Introducing Biocatalysis in an Undergraduate Teaching Laboratory Using a Cyclopropanation Reaction
Faculty Sponsor: Gopeekrishnan Sreenilayam
Biocatalysis is the use of enzymes and proteins to perform chemical transformations. Enzymes and proteins are increasingly used in organic reactions due to excellent chemo-, regio- and stereo- selectivity, environmental sustainability, milder reaction conditions, improved productivity, simplified work-streams and greater economical saving potential. The purpose of this project is to design a biocatalysis experiment that we can incorporate into an undergraduate organic chemistry teaching laboratory. In recent years, there have been a number of studies reported regarding the use of heme containing proteins and enzymes in catalyzing non-natural C-C insertion reactions (1). In this study, we use commercially available wild-type bovine hemoglobin as a non-native biocatalyst to perform a cyclopropanation reaction with commercially available styrene and ethyl diazoacetate as the substrate. In order to identify the best reaction conditions, we optimized various conditions such as enzyme concentration, substrate concentration, substrate ratio, pH, and temperature. Reactions were done under aerobic, semi-aerobic, and anaerobic conditions. The catalytic activity of the hemoglobin enzymes, percentage conversions, and stereo selectivity of the reaction was determined by chiral gas chromatography standardized with a calibration curve. Our final optimized reaction conditions will be tested with a group of 90 undergraduate students. This experiment will be an inexpensive and sustainable way to introduce biocatalysis to an undergraduate teaching laboratory.
Keywords: biocatalysis ∙ cyclopropanation ∙ hemoglobin ∙ enzyme optimization ∙ organic chemistry
(1) Gober, J.; Brustad, E. Non-natural Carbenoid and Nitrenoid Insertion Reactions Catalyzed by Heme Proteins. Current Opinion in Chemical Biology. 2016, 35, 124-132.

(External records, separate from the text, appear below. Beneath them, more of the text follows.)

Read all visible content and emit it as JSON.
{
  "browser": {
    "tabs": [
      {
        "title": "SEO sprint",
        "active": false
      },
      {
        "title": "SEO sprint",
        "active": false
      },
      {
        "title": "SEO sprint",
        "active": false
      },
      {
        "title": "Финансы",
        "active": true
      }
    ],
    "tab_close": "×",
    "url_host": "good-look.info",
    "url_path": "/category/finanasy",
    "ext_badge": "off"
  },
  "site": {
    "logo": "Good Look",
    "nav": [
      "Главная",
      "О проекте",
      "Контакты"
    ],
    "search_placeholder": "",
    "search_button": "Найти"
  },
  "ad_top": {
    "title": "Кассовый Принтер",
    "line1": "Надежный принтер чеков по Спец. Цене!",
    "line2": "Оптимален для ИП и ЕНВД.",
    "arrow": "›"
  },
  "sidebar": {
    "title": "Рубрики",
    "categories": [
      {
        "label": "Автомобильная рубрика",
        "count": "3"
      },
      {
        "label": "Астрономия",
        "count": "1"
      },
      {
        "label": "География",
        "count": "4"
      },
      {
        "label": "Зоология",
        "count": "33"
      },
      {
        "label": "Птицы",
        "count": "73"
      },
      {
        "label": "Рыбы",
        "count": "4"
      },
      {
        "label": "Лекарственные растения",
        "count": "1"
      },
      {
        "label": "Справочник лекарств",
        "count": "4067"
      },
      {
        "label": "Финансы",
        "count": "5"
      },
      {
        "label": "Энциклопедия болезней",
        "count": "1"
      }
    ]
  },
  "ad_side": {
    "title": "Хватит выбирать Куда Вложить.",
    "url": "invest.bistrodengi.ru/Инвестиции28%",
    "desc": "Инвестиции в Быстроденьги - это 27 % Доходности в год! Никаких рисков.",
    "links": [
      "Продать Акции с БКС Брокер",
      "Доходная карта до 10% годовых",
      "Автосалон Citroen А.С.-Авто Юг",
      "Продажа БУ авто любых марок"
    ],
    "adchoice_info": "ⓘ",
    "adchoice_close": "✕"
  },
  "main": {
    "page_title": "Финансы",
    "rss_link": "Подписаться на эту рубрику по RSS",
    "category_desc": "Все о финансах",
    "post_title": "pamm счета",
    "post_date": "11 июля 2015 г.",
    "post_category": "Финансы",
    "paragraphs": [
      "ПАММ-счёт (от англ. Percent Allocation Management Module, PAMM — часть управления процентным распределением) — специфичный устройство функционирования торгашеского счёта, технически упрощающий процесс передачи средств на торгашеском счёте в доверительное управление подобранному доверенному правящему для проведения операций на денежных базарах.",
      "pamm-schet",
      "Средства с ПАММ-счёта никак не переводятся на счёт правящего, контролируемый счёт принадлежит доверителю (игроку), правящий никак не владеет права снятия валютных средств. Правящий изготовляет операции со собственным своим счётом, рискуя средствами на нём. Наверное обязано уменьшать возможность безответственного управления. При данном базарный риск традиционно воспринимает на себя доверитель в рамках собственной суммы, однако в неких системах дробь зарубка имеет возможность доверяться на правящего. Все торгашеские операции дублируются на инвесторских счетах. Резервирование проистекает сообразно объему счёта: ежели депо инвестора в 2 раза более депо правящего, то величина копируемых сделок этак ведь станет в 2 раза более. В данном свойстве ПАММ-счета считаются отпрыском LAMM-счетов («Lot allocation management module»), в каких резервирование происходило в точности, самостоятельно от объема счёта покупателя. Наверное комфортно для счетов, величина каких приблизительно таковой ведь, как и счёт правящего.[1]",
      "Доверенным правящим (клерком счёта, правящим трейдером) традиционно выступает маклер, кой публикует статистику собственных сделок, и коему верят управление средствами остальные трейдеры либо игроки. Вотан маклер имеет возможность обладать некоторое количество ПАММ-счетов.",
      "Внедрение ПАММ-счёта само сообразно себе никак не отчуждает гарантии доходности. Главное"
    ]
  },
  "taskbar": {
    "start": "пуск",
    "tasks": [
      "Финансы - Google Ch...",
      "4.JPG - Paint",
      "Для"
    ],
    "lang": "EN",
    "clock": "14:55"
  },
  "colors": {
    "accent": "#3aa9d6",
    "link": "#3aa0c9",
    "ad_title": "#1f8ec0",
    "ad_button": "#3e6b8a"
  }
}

- Event location
- Event date
2 November 2019
- Date submitted
19 July 2022